Luxembourg wants to legalize cannabis – making it the first country in Europe to take this step.

So far cannabis is completely legal in two countries – Uruguay and in Canada. Now Luxembourg is also taking the first step towards recreational cannabis legalization. The Grand Duchy wants to allow the cultivation, sale and consumption of cannabis.

In this article, we’ll explain everything you need to know about the new law.

A working group of the Luxembourg Ministry of Health is currently working on the preparation. The working group is in close contact with Canada, where cannabis has been legalized since October 2018. How exactly the legalization should be implemented is not clear yet. The minister of health wants to get an accurate impression by the end of May and will also visit Canada to get a better understanding of the legal market. They will also exchange information with the Netherlands. However, the situation in the Netherlands is more complex because the sale is only partially tolerated and the cultivation is paradoxically still illegal.

Following these exchanges, a law will be developed.

A spokeswoman for the Ministry of Health says to the German Press Agency that there is no time pressure:

We give us the necessary time to comply with it correctly.

It is already clear that in the future every adult in Luxembourg will be allowed to grow, buy, own and consume cannabis for personal use. That was announced by the newly launched government of Liberals, Social Democrats and Greens by the end of 2018. Of course, all this should take place under strict conditions – but they are also not fixed yet.

Luxembourg hopes that this innovation will help to reduce the crime associated with cannabis use:

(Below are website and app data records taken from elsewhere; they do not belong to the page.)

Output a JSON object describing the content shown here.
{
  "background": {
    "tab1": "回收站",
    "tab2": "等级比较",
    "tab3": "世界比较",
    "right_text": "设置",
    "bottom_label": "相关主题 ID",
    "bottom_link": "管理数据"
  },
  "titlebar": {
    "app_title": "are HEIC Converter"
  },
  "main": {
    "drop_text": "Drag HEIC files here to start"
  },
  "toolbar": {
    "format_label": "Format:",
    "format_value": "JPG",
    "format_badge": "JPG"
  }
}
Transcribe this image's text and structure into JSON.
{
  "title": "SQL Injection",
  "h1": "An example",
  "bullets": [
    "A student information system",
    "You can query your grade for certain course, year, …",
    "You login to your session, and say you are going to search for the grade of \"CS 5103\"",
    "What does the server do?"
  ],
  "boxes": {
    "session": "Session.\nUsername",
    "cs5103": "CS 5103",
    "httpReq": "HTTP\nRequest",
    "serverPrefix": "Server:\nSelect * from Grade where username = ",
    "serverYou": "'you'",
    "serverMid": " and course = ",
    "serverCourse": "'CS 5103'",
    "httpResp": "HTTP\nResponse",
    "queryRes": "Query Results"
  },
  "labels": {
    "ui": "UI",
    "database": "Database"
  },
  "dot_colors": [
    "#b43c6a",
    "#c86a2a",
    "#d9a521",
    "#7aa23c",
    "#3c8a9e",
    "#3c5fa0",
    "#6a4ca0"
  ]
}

The country wants to reduce the illegal market and drug-related crime. In addition, ensuring quality along with legalization can significantly reduce the health risks for the consumers.

The Grand Duchy states that the revenue from “the national production and sales chain under state control” should flow into the prevention of addiction. While Luxembourg plans to legalize it, cannabis continues to be illegal in Germany.

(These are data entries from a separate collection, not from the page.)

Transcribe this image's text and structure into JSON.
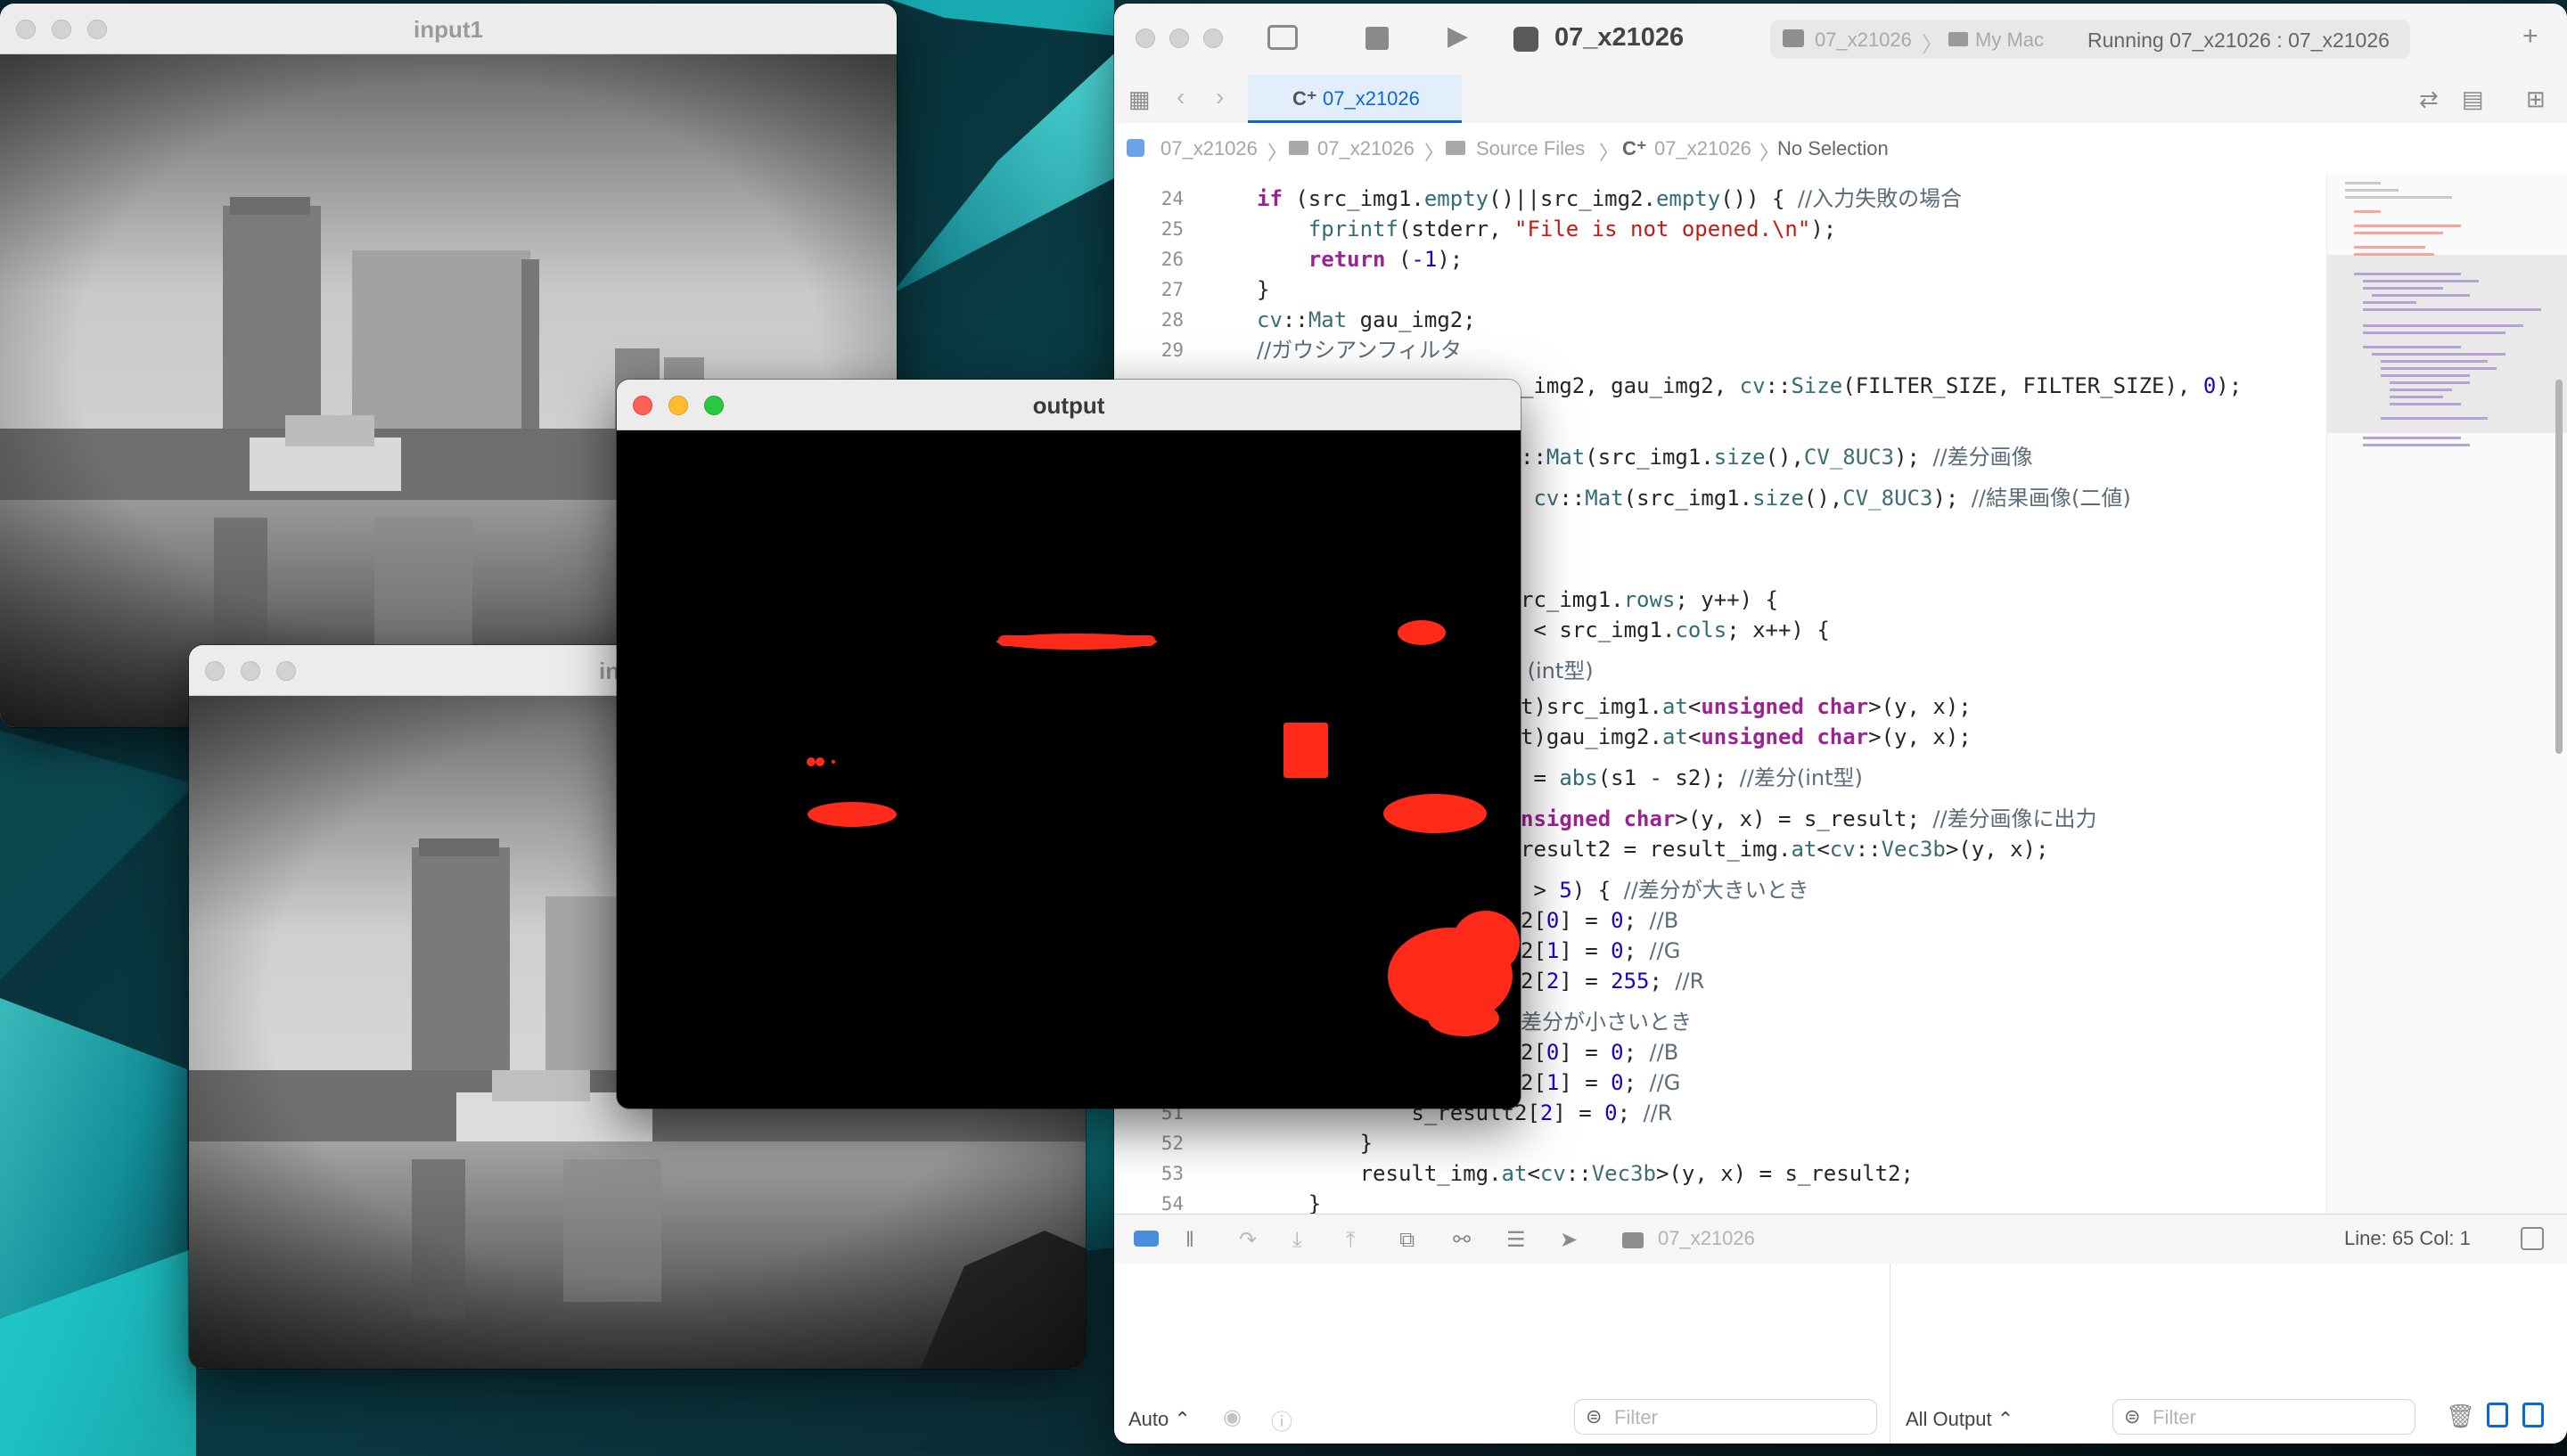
{
  "windows": {
    "input1": {
      "title": "input1"
    },
    "input2": {
      "title": "in"
    },
    "output": {
      "title": "output"
    }
  },
  "xcode": {
    "scheme_title": "07_x21026",
    "run_target": "07_x21026",
    "destination": "My Mac",
    "status": "Running 07_x21026 : 07_x21026",
    "tab_label": "07_x21026",
    "breadcrumb": [
      "07_x21026",
      "07_x21026",
      "Source Files",
      "07_x21026",
      "No Selection"
    ],
    "code": [
      {
        "n": "24",
        "t": "    if (src_img1.empty()||src_img2.empty()) { //入力失敗の場合"
      },
      {
        "n": "25",
        "t": "        fprintf(stderr, \"File is not opened.\\n\");"
      },
      {
        "n": "26",
        "t": "        return (-1);"
      },
      {
        "n": "27",
        "t": "    }"
      },
      {
        "n": "28",
        "t": "    cv::Mat gau_img2;"
      },
      {
        "n": "29",
        "t": "    //ガウシアンフィルタ"
      },
      {
        "n": "",
        "t": "_img2, gau_img2, cv::Size(FILTER_SIZE, FILTER_SIZE), 0);"
      },
      {
        "n": "",
        "t": "::Mat(src_img1.size(),CV_8UC3); //差分画像"
      },
      {
        "n": "",
        "t": " cv::Mat(src_img1.size(),CV_8UC3); //結果画像(二値)"
      },
      {
        "n": "",
        "t": "rc_img1.rows; y++) {"
      },
      {
        "n": "",
        "t": " < src_img1.cols; x++) {"
      },
      {
        "n": "",
        "t": " (int型)"
      },
      {
        "n": "",
        "t": "t)src_img1.at<unsigned char>(y, x);"
      },
      {
        "n": "",
        "t": "t)gau_img2.at<unsigned char>(y, x);"
      },
      {
        "n": "",
        "t": " = abs(s1 - s2); //差分(int型)"
      },
      {
        "n": "",
        "t": "nsigned char>(y, x) = s_result; //差分画像に出力"
      },
      {
        "n": "",
        "t": "result2 = result_img.at<cv::Vec3b>(y, x);"
      },
      {
        "n": "",
        "t": " > 5) { //差分が大きいとき"
      },
      {
        "n": "",
        "t": "2[0] = 0; //B"
      },
      {
        "n": "",
        "t": "2[1] = 0; //G"
      },
      {
        "n": "",
        "t": "2[2] = 255; //R"
      },
      {
        "n": "",
        "t": "差分が小さいとき"
      },
      {
        "n": "",
        "t": "2[0] = 0; //B"
      },
      {
        "n": "",
        "t": "2[1] = 0; //G"
      },
      {
        "n": "51",
        "t": "                s_result2[2] = 0; //R"
      },
      {
        "n": "52",
        "t": "            }"
      },
      {
        "n": "53",
        "t": "            result_img.at<cv::Vec3b>(y, x) = s_result2;"
      },
      {
        "n": "54",
        "t": "        }"
      }
    ],
    "debug_target": "07_x21026",
    "cursor_pos": "Line: 65  Col: 1",
    "console": {
      "auto_label": "Auto ⌃",
      "filter_placeholder": "Filter",
      "output_select": "All Output ⌃",
      "filter2_placeholder": "Filter"
    }
  },
  "colors": {
    "accent": "#0b67d6",
    "diff_red": "#ff2a1a"
  }
}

Possession, cultivation and trade are prohibited. For small amounts of self-consumption, the prosecution can refrain from prosecution. In Germany, the Federal Police fear that Germans drive to buy cannabis to Luxembourg and then take the products to Germany. The import, however, is illegal.

Police say, “It could become a drug problem.”